Published by Northern Bee Books
Catalogue of all new books published by Northern Bee Books. Alphabetical by author.
This the first of a series of booklets which gather together the contributions by leading beekeepers to The Beekeepers Quarterly. Ron Brown OBE, B.Sc was a most practical beekeeper with experience in both in Africa and the UK. These articles cover all aspects of the craft and serve as a fine memorial to a great beekeeper as well as passing on his hard gained knowledge to a new generation of beekeepers.
Charles Butler (1560-1647), sometimes called the Father of English Beekeeping, was a logician, grammarist, author,minister (Vicar of Wootton St Lawrence, near Basingstoke, England), and an influential beekeeper. He was also an early proponent of English spelling reform. He observed that bees produce wax combs from scales of wax produced in their own bodies; and he was among the first to assert that drones are male and the queen female, though he believed worker bees lay eggs. A classic beekeeping title.
The Feminine Monarchie is an early and remarkable work of English natural history, first published in 1609, and written by a scholarly country parson of wide ranging interests. Like the later Gilbert White of Selborne, a distant relation, Charles Butler had a deep curiosity about the natural world and recorded his discoveries methodically, in keeping with the growing scientific mood of the seventeenth century.

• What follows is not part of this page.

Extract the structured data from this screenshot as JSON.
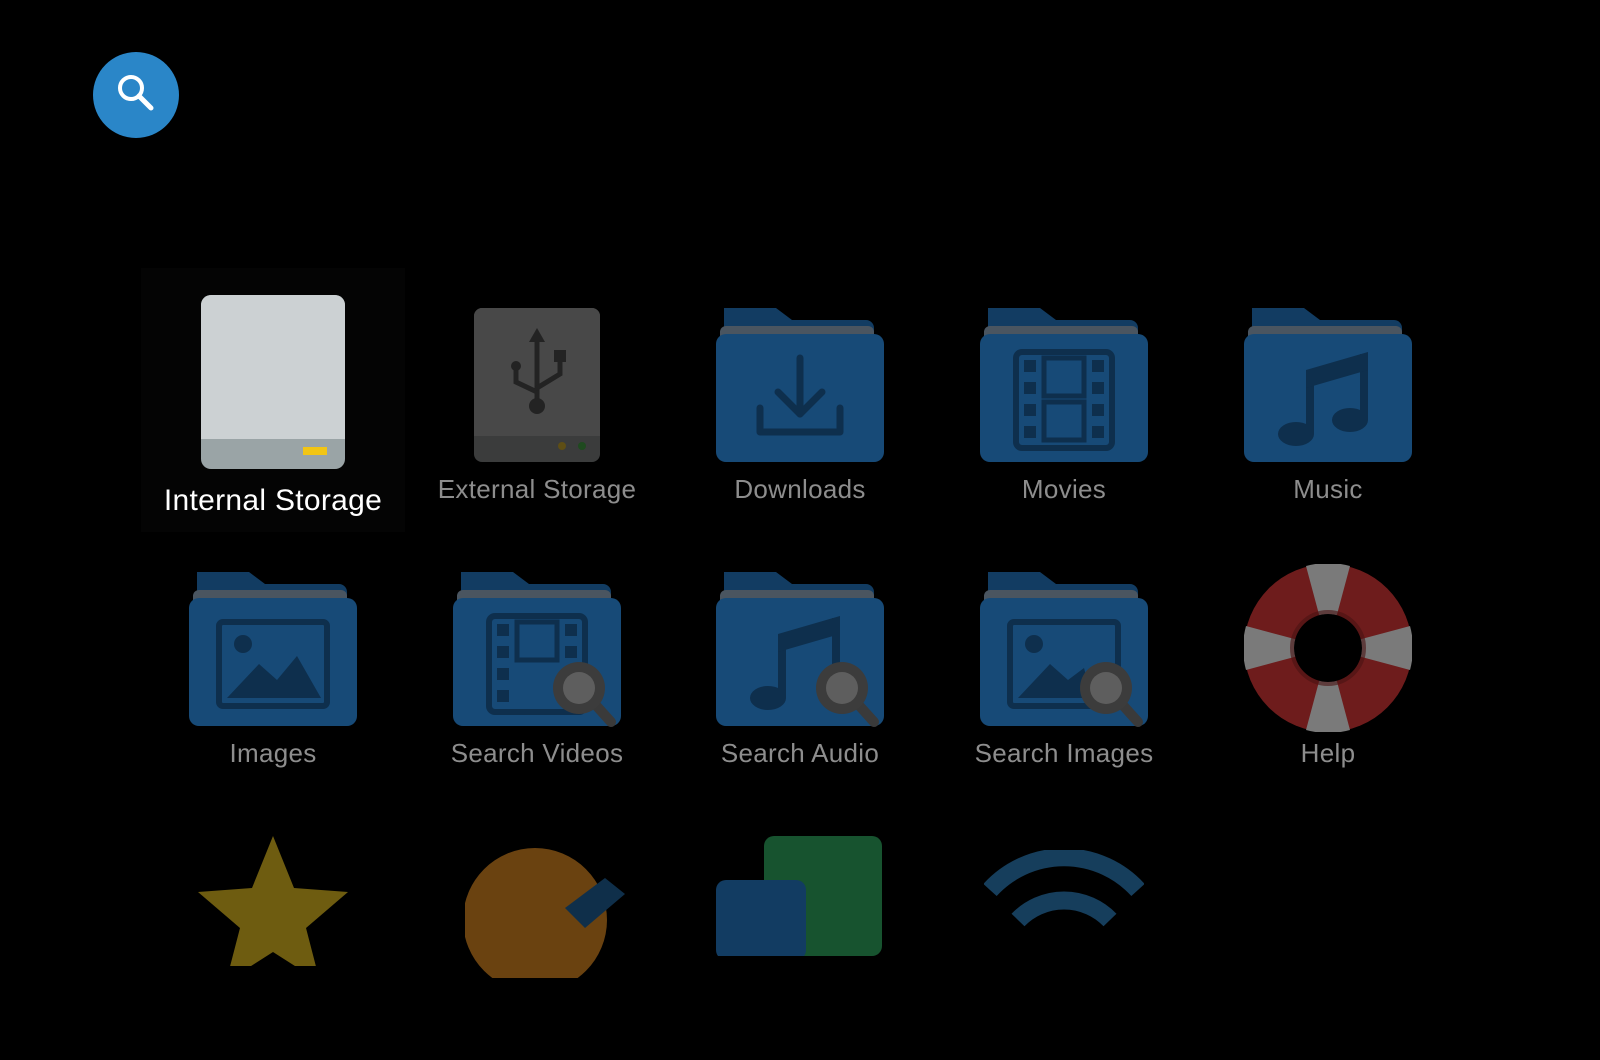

Butler was the author of several books on subjects as diverse as music, grammar, logic, and church law. He was also a noted beekeeper and The Feminine Monarchie is the classic English beekeeping text, earning Butler the title ‘father of English bee-keeping’. The book explores the world of the honey bee with a keen intelligence, and makes implicit reference to Elizabeth I’s long reign as England’s female monarch.
This is the first new edition of The Feminine Monarchie to be published for over three hundred years, and contains a new introduction, as well as annotations and a glossary of the more obscure words used by Butler. The spelling and grammar have been modernised throughout. This edition has been prepared from the 1623 edition, which includes Butler’s famous ‘Bees Madrigal’.

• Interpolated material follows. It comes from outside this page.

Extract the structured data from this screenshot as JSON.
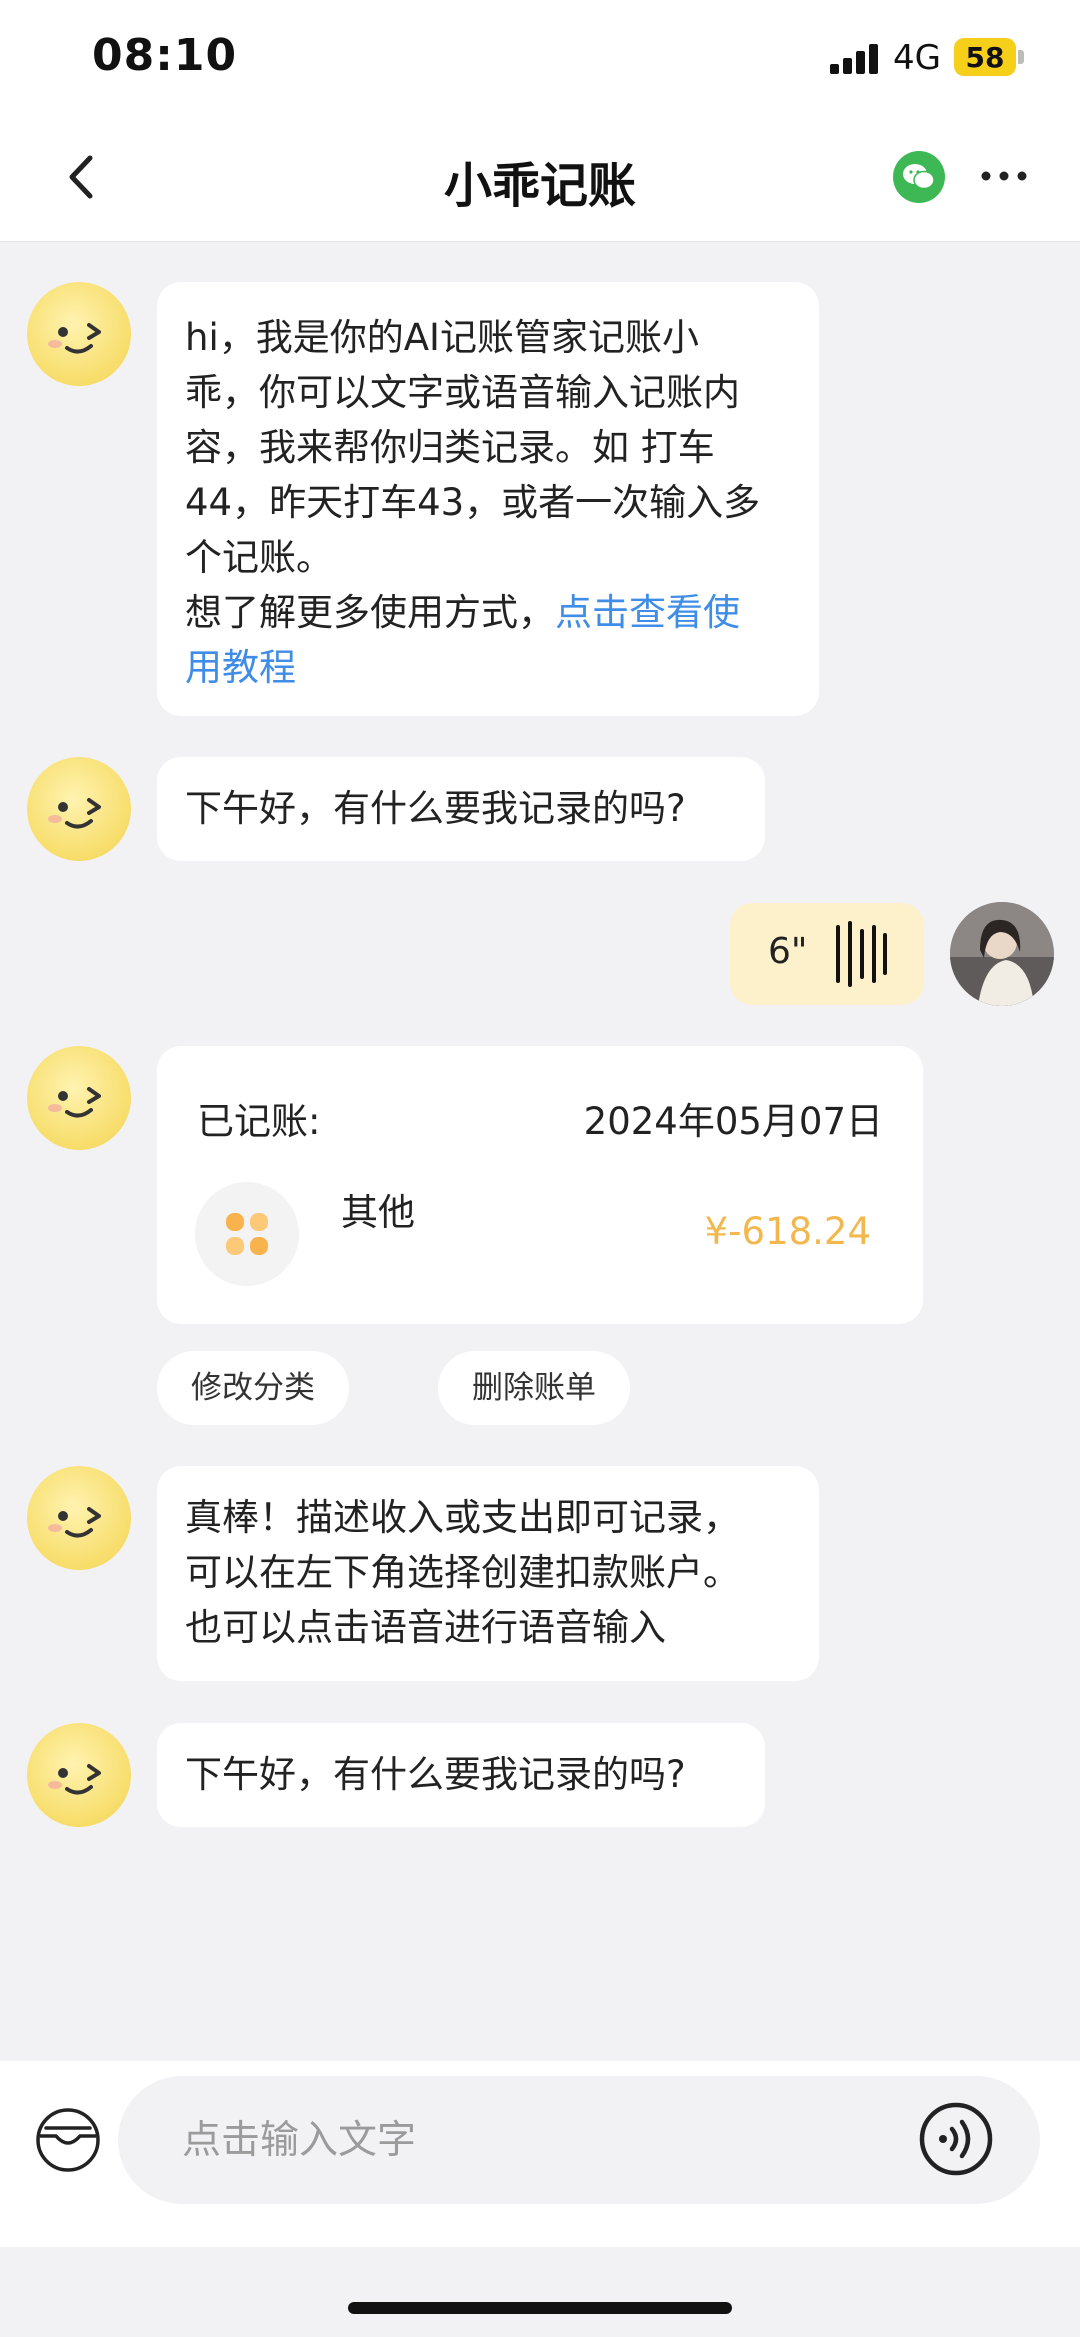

John Owen is vicar of two rural parishes in Hampshire, in the South Downs National Park, thirty miles from Butler’s parish of Wootton St Lawrence in the same country. He keeps bees, poultry and goats and is rural advisor in the Diocese of Portsmouth.
For Beekeepers to be able now to rely, for an indefinite number of years to come, upon the regular annual availability, in May and June, of a huge new nectar source, is for them an historic advance. The pattern of working through the beekeeping year is changed by it and a new yearly flow of nectar and honey is in prospect with a yield comparable to that from the heather.
This excellently researched book is not only of interest to Nottinghamshire beekeepers but to all who have an interest in the history of beekeeping. The long years of Queen Victoria’s reign was an important time in the development of the craft and its organisation.
The wide ranging contents are a mixture of longer extracts from contemporary sources complimented by shorter items which add much to this marvellous picture of Victorian beekeeping. For example the theft of hives were rewarded by jail terms, often with hard labour and solitary confinement. Would this deter the bee rustlers of today?
Beekeeping in Victorian Nottinghamshire joins David Charles title on Somerset beekeeping as a must read for all those interested in the development of the craft.
Following on from the work “Beekeeping in Victorian Nottinghamshire” which covered the reign of Queen Victoria from her accession in 1837 until her death in 1901, this work covers the half-century from then to the death in 1952 of King George VI. (During the period of this work Britain was ruled by ruled by three kings plus one who relinquished the crown – hence the title.)
This rare set of 30 chromo-lithograph plates, 12″x18″, was printed in Milan in 1875 by Francesco Clerici, under the auspices of the Italian Beekeepers’ Association. The original microscopic drawings were by Count Gaetano Barbo, and the lithographer was Fenghi.
As an introduction to instrumental insemination this publication addresses the frequently asked questions about the technique. The answers are meant to give direction to further inquiry and to help evaluate the need and what is involved in mastering this skill.
Commercial queen producers recognise the need for more rigorous programs to select, improve and maintain their breeding stocks. The public awareness of “CCD” and the movement of Africanised honey bees adds to this urgency. The development of micro-breeders and programs to select locally adapted and survival stock becoming more prevalent. Given these issues and concerns, a method of controlled mating is essential in achieving the goals of selective breeding.
A system of queen rearing developed by the author in the commercial field of beekeeping whilst in New Zealand but with a practical application for all beekeepers. When Vince Cook returned to the UK he was appointed National Bees Adviser to the MAFF.